| Exercise inputs |
* * *

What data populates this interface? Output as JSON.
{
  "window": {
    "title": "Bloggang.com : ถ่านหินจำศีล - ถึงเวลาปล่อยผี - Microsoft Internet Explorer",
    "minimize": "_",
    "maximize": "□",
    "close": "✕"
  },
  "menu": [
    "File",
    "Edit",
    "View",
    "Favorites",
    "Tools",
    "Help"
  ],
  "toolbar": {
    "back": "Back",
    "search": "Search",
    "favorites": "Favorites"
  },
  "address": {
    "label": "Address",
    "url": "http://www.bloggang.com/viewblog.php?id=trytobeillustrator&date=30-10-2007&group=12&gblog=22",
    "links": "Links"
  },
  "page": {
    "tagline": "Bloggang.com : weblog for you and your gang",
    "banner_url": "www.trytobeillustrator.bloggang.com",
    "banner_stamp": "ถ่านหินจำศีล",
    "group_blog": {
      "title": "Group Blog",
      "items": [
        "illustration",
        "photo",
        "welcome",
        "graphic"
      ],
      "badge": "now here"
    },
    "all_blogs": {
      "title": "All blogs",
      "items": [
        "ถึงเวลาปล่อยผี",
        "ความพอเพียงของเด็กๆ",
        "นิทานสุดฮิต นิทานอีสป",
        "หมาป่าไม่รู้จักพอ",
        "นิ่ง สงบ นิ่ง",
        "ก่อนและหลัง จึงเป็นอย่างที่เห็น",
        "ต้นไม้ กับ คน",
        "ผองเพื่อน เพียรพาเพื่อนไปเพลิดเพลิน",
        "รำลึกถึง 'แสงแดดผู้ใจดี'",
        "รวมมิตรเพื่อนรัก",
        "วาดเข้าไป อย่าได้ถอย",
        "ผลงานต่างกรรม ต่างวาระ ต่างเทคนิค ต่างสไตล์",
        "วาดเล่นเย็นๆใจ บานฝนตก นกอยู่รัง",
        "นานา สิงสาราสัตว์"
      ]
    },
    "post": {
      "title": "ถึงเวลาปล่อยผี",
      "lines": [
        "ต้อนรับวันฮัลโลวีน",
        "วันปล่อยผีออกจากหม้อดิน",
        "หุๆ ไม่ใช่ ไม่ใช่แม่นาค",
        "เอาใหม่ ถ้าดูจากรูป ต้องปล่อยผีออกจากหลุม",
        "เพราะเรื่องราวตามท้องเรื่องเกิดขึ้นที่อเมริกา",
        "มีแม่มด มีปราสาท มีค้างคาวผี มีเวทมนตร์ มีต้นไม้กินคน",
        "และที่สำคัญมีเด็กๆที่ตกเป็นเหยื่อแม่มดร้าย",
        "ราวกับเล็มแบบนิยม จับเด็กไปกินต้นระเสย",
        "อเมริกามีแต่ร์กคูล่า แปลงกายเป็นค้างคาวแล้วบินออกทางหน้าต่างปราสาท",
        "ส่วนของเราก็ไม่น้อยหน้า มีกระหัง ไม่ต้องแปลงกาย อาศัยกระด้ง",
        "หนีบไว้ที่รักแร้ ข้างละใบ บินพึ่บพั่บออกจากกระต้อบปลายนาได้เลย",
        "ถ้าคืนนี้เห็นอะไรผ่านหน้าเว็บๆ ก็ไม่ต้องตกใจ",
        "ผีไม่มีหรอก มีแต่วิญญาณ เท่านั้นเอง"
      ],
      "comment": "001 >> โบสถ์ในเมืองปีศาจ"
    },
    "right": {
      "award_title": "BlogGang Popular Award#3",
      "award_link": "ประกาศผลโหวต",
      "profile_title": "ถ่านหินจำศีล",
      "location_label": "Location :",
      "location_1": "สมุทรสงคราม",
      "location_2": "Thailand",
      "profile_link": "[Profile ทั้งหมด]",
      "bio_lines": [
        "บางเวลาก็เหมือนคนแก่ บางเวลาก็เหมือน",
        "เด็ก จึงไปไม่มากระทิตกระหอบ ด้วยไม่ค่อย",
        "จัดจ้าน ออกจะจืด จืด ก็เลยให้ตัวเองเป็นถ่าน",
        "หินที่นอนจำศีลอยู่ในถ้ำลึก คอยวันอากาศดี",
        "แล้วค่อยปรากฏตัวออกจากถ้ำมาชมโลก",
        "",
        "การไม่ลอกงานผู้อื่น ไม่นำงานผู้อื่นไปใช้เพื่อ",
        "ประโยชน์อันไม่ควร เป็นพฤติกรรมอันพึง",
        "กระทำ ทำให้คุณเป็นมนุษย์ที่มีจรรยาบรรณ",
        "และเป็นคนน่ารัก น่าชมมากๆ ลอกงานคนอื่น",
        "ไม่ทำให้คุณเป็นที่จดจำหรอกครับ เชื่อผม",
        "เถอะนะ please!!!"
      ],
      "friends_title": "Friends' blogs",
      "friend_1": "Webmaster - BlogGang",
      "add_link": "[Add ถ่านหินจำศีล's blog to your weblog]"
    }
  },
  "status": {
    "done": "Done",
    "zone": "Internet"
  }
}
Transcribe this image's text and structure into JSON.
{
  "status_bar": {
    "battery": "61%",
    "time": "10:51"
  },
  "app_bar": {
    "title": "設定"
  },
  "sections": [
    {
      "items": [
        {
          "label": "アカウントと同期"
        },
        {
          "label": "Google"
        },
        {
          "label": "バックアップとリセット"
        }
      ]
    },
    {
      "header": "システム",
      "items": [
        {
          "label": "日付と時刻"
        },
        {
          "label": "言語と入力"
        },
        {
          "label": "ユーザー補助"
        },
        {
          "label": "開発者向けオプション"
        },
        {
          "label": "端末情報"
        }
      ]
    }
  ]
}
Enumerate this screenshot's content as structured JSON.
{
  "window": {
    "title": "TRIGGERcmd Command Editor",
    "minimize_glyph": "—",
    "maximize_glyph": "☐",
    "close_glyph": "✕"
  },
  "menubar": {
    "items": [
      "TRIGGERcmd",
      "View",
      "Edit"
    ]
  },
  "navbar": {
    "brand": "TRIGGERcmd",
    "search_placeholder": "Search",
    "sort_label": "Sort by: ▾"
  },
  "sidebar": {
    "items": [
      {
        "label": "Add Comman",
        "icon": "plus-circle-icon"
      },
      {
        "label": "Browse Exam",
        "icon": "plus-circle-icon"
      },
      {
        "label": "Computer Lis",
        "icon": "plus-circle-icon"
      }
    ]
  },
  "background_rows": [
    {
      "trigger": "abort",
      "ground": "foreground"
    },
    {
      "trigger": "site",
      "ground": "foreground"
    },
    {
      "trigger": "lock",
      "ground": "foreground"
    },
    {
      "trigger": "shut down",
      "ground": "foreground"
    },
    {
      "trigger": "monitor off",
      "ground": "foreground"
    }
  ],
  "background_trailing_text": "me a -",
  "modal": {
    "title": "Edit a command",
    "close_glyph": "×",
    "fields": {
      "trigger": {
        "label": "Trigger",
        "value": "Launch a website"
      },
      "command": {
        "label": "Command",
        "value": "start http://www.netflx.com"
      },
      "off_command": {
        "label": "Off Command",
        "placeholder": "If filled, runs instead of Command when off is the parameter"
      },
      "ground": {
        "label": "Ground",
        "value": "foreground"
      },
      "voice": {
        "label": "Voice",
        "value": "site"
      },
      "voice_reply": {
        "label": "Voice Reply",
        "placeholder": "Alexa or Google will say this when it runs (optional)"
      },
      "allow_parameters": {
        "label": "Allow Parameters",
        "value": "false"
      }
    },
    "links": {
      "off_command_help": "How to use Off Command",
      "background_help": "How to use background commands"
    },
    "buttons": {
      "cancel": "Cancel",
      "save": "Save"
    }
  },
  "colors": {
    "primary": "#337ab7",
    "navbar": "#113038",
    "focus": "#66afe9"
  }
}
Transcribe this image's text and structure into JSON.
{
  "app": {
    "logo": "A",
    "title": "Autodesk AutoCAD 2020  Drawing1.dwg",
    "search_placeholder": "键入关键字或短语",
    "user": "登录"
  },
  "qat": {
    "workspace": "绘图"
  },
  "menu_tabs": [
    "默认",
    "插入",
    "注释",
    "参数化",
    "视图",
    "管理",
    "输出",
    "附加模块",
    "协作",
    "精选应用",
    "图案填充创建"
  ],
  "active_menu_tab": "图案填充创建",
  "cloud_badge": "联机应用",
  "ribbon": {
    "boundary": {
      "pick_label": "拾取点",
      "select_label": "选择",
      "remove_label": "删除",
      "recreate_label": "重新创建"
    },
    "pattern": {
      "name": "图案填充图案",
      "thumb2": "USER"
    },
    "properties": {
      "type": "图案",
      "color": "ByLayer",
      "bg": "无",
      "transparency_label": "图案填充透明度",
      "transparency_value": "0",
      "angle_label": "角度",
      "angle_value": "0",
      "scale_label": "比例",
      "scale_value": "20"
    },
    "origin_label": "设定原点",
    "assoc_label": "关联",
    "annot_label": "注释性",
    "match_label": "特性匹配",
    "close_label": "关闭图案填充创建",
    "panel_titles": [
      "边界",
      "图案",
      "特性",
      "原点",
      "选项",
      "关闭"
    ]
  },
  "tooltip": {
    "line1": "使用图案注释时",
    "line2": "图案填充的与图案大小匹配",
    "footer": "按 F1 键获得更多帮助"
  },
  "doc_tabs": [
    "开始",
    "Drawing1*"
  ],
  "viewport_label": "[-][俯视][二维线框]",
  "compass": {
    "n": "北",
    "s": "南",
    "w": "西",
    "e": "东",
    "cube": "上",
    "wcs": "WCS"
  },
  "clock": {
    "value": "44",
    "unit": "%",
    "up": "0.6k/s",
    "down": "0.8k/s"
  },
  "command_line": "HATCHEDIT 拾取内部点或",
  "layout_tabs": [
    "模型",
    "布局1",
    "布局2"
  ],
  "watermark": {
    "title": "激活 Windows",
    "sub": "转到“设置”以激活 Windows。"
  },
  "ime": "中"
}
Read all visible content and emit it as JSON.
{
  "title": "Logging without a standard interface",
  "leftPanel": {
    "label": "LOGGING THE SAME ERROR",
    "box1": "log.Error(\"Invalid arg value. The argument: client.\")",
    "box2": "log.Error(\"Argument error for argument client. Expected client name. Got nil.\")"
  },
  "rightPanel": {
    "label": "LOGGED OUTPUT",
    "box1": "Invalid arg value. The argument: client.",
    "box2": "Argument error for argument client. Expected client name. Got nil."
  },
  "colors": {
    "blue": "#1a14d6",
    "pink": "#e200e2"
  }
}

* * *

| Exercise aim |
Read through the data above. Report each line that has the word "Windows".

| Response area |
    "title": "激活 Windows",
    "sub": "转到“设置”以激活 Windows。"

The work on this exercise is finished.